in flagstaff, az there is an effort on the part of the navajo and hopi tribes to not use reclaimed waste water on a local ski resort, the snowbowl.   thirteen surrounding tribes hold the san francisco peaks, where the ski area is to be, a sacred mountain.  the tribes believe that deities within their respective comoslogies reside there.  to use reclaimed waste water is considered a desecration in a place where indigenous people go regularly to pray, collect herbs and to be in the presence of the holy ones.

protests have been ongoing since clear cutting the alpine forest began in may of this year.  they've occurred primarily at the mountain.  of late, artists have begun creating work around this issue.  two young navajo artists were recently arrested in downtown flagstaff for doing a series of thoughtful installations.  they made an alter from corn stalks and wrote incantations to protect the san francisco peaks in mud on the sides of buildings and on the sidewalk.

all photos by the artist

flagstaff writer and nurturing spirit, liz moser composed an ode in response to the arrests...

two young diné wrote mud love letters to the mountain on flagstaff sidewalks and walls.
they set up corn stalk altars, pale green corn rising up from dark earth.
a cop caught the artists with a bucket of mud and arrested them for criminal damage.

the two worlds pull further and further apart.  
water, earth and corn are not parts of a living circle.
     water, earth and corn are not parts of a living circle.
they are criminal damage bearing witness is disorderly conduct.
mountain love is a misdemeanor.

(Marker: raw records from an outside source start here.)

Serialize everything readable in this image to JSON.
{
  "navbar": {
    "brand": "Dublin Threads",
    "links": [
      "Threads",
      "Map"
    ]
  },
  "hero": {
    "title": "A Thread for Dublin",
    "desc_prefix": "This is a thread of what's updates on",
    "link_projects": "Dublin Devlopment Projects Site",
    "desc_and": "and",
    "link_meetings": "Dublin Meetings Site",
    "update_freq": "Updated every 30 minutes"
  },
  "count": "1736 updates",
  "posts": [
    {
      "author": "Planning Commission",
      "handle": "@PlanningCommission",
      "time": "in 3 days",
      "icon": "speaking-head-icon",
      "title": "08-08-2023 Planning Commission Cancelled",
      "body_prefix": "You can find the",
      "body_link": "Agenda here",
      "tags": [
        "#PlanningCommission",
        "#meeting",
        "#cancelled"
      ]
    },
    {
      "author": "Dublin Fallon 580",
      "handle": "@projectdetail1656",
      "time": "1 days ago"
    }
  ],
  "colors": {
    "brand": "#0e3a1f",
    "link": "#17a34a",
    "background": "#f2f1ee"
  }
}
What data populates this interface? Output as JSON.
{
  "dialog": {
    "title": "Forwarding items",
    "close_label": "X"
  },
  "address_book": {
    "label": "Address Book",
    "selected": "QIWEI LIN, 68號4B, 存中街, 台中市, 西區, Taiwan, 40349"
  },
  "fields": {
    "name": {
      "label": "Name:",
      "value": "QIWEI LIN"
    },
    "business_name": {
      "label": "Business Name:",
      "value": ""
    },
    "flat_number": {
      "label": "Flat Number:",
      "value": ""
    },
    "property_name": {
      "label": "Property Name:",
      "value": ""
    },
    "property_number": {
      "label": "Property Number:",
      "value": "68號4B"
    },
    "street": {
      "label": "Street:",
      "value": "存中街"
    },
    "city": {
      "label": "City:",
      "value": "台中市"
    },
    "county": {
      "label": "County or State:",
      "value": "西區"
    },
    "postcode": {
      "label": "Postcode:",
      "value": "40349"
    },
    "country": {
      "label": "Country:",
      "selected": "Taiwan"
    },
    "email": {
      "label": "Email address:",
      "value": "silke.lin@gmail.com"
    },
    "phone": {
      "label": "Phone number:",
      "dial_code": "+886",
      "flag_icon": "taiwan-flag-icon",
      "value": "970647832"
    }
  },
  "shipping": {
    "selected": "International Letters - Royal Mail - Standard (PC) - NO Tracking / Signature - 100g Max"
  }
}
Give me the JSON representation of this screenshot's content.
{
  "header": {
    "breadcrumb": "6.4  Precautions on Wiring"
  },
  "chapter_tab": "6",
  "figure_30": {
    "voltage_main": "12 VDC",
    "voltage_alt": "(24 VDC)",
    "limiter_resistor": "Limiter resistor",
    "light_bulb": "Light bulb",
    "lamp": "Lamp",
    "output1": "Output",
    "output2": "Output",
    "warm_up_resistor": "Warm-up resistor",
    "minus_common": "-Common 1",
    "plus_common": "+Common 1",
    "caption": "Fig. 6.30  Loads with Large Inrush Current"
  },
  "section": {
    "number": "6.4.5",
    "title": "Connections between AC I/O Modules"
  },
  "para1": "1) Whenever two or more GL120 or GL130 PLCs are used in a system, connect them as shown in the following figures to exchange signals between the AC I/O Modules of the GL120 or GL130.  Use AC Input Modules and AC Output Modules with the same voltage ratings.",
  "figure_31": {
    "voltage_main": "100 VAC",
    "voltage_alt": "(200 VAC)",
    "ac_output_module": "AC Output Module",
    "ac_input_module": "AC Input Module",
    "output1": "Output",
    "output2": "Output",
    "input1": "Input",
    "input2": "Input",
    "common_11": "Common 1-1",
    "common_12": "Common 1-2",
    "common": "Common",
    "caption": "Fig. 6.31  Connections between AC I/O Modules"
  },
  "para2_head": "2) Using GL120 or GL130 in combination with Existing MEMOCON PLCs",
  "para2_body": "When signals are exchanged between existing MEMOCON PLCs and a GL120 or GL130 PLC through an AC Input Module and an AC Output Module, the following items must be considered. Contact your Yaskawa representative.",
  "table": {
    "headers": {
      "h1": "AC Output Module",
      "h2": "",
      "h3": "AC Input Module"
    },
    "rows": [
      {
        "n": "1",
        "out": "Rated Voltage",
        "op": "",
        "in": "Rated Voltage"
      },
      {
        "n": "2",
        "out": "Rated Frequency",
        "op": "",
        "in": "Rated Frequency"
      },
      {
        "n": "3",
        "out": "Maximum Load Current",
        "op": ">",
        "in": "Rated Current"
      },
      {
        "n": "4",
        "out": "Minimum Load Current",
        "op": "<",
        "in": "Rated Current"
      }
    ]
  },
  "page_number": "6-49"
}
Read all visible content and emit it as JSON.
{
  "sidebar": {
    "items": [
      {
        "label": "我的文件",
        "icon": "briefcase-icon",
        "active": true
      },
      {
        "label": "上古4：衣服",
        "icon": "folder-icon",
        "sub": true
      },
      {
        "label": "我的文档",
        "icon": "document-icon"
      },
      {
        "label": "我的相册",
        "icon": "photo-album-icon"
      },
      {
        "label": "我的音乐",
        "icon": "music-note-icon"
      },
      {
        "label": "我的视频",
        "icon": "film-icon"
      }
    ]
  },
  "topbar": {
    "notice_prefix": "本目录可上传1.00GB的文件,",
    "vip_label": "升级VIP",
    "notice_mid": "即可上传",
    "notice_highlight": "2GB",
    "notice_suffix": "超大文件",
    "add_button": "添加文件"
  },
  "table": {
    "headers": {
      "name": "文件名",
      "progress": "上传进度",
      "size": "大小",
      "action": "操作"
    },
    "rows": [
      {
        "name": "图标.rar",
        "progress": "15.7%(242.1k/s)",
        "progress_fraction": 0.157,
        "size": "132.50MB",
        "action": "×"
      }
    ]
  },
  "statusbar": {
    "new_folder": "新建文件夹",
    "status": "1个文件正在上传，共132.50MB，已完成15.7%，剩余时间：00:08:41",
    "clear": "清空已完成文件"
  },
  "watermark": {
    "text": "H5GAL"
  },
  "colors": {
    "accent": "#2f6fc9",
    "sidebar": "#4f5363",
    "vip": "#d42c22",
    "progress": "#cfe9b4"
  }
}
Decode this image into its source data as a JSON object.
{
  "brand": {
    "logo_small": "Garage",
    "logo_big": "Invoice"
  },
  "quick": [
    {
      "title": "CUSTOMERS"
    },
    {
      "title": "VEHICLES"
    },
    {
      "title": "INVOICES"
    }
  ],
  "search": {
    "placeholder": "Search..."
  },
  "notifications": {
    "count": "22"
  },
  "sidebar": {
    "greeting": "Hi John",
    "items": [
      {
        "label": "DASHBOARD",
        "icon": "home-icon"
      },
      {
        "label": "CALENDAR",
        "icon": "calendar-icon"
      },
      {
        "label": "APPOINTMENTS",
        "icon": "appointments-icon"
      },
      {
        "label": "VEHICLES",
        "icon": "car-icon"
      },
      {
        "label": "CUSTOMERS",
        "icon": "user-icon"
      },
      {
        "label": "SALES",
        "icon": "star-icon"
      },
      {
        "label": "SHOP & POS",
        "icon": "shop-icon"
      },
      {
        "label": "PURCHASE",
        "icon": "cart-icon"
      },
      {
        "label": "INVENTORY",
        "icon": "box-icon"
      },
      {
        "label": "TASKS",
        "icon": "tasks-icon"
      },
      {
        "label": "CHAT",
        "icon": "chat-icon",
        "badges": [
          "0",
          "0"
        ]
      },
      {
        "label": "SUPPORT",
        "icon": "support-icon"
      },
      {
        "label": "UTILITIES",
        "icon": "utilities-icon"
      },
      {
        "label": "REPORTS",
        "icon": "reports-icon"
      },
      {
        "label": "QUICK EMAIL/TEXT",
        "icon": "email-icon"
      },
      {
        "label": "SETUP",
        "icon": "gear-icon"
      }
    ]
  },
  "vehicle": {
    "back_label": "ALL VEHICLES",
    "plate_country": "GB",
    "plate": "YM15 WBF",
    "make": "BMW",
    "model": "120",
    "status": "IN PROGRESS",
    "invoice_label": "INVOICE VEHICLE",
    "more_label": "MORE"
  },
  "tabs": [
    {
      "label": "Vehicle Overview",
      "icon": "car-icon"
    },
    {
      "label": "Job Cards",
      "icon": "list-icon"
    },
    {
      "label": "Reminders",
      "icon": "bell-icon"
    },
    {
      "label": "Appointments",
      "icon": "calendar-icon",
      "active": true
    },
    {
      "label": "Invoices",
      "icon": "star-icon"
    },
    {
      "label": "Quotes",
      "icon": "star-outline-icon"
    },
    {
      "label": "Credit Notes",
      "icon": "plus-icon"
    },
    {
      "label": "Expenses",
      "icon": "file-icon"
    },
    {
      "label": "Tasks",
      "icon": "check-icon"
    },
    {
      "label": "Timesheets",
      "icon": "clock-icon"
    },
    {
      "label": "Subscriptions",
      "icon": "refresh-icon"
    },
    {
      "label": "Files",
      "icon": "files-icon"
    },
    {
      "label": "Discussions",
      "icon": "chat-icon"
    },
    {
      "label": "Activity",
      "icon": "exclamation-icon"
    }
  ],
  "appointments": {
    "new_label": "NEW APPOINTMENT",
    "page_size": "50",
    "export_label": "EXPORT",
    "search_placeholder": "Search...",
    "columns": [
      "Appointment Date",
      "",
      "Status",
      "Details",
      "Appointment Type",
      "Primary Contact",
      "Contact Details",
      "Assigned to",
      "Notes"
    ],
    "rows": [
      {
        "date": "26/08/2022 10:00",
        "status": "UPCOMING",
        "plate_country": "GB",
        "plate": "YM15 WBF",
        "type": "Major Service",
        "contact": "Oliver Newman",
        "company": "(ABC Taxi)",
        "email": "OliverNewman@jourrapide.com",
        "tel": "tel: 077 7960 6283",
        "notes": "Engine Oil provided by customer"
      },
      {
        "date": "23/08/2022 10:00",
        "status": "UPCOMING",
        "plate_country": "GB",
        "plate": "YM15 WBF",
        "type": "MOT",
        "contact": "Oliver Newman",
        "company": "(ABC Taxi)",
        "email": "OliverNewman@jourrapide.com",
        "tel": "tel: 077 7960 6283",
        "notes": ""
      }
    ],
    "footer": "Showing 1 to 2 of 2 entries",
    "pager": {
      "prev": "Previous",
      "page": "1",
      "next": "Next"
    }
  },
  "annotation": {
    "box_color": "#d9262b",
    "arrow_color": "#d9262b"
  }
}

the two worlds pull further and further apart. 
we are still free to choose where we will stand.
the alternative is annihilation.

meanwhile, in this age of dwindling water resources, many ski resorts use a mixture of reclaimed waste water and potable water to make artificial snow.  reclaimed water is commonly used on golf courses as well.  the snowbowl is slated to be the only resort in the world to use 100% reclaimed waste water to make snow.  as construction continues, a lawsuit centering on the human health effects of using reclaimed waste water to make artificial snow is currently under appeal in the 9th circuit court in san francisco.  this same court has ruled previously in favor of snowbowl.  local activist groups will make one final oral argument before a final decision is made by the end of this month.  hence, time is of the essence.

for the city of flagstaff and local businesses, the issue is commerce.  for local tribes and the mountain's nonnative supporters, the issue is the protection of sacred sites.  it's become a contentious issue that's divided the town.  

flagstaff is a college town and is 2 hours away from phoenix, the 5th largest metropolis in the u.s.  phoenicians, college students and some flagstaff locals frequent the ski resort.  the city government predicts that the city will make millions of dollars each winter from having predictable and consistent snow while not acknowledging the contribution to commerce made by surrounding indigenous tribes.  it's been long predicted by edward abbey and others that future conflicts in the southwest will be over water + water rights.  the battle has begun. 

for more information in the fight to not ski the pee, check:

there's a plethora of great bumper stickers addressing this issue as well.  my favorite besides "don't ski the pee" is "flagstaff's snowbowl - serving effluent to the affluent."

more to come...